WICHITA, Kan. (AP) -- Spurred by pressure from animal-rights groups, Cargill Pork has announced plans to change how it houses sows.
The Wichita-based company said Monday it will eliminate individual stalls for sows and use only group housing by the end of next year. The company will also require that farms it contracts with use group housing by the end of 2017, The Wichita Eagle reported.
Animal activists have been pushing for a change to the hog industry practice of housing sows in individual steel stalls that are too small for the animals to turn around.
Cargill spokesman Mike Martin says the industry is moving toward group housing because animal-rights groups have convinced consumers to demand that pork is not produced in gestation crates.
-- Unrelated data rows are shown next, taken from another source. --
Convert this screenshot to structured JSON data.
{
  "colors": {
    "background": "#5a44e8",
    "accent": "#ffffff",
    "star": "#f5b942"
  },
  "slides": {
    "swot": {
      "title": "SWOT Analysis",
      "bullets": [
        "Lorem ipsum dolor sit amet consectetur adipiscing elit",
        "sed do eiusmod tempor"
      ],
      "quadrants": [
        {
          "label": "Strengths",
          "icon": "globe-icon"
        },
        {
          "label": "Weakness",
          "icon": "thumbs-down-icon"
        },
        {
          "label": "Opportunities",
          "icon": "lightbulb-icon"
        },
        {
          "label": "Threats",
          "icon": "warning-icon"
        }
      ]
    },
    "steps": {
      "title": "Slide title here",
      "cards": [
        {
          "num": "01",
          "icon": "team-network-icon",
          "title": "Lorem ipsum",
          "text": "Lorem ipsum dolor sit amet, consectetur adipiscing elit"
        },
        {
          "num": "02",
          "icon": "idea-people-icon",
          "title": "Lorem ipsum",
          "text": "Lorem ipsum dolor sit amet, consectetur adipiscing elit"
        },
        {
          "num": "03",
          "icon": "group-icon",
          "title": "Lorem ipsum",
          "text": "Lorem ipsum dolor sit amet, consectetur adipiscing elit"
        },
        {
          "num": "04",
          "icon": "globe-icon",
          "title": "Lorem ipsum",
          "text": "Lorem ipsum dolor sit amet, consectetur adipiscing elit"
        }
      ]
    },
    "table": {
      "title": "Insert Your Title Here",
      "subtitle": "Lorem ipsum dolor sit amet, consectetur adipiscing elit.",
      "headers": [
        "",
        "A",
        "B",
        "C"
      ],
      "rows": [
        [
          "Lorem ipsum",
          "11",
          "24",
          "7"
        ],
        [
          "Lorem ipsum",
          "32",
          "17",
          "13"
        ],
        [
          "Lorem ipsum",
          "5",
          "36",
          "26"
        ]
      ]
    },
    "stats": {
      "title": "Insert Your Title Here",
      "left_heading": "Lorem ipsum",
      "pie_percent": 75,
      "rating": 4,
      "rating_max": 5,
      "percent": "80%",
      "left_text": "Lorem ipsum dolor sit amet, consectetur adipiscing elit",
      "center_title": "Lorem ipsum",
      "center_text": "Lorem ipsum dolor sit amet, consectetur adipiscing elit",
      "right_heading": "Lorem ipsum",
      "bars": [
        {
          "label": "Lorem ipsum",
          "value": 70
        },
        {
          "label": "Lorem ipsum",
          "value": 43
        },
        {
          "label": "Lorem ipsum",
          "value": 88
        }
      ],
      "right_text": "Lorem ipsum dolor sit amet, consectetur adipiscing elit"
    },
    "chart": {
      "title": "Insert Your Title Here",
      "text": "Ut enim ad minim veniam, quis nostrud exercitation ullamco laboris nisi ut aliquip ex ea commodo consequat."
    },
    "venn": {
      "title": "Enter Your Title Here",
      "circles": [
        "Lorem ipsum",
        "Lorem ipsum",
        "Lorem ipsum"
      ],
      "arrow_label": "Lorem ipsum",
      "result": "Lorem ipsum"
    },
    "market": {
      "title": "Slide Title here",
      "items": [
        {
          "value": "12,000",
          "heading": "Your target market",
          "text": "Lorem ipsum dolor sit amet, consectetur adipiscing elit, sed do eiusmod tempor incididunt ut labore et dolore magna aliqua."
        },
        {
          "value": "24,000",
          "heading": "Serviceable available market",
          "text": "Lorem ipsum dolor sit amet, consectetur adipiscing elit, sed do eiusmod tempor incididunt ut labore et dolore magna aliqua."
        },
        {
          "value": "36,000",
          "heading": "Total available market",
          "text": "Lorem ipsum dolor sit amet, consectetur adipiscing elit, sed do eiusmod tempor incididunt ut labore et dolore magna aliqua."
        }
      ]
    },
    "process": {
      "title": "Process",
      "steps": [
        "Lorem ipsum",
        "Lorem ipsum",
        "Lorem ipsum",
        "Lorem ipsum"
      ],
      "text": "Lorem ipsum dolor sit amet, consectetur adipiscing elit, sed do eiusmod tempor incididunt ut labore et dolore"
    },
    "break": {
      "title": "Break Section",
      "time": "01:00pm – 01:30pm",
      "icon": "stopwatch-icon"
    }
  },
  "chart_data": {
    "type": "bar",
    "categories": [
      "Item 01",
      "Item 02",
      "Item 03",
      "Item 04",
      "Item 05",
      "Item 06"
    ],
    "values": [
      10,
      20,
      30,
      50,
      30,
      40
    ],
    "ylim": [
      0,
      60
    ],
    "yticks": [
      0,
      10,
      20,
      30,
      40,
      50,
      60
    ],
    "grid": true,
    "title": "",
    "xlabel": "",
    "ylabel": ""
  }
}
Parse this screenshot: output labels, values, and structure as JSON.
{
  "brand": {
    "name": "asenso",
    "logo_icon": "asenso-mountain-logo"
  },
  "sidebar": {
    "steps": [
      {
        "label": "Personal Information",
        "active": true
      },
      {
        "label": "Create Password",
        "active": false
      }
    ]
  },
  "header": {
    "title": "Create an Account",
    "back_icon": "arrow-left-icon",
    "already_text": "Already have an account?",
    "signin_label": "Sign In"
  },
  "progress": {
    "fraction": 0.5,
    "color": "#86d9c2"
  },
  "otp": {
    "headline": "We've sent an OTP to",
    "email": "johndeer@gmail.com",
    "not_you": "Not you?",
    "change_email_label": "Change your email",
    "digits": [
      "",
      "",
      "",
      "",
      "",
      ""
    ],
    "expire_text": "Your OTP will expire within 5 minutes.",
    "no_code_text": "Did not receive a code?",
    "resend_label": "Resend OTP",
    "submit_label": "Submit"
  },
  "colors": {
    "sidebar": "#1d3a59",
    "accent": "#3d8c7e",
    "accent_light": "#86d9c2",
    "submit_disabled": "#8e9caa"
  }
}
Martin contends there is no solid scientific evidence that sows are healthier when they are reared in group housing.
"The court of public opinion can be pretty strong and impactful," he said. "As more and more consumers learn where their food comes from, they want to make sure the animals are well-treated, however you define that."
He said Cargill, which has had some sow group housing since 2002, was able to make the move to group housing because it's renovating a 60,000-sow operation in Dalhart, Texas. He said there's little additional cost to choosing group housing up front at the site, which will cost $60 million to buy and renovate.
Paul Shapiro, spokesman for the Humane Society of the United States, called Cargill's move "a significant act of leadership in the pork industry.
"Some are already moving toward it; Smithfield and Hormel have come out, but this is a faster timeline," he said. "And there are some other pork producers who haven't made the commitment, so this sends a strong signal that gestation crates don't have a future in this industry."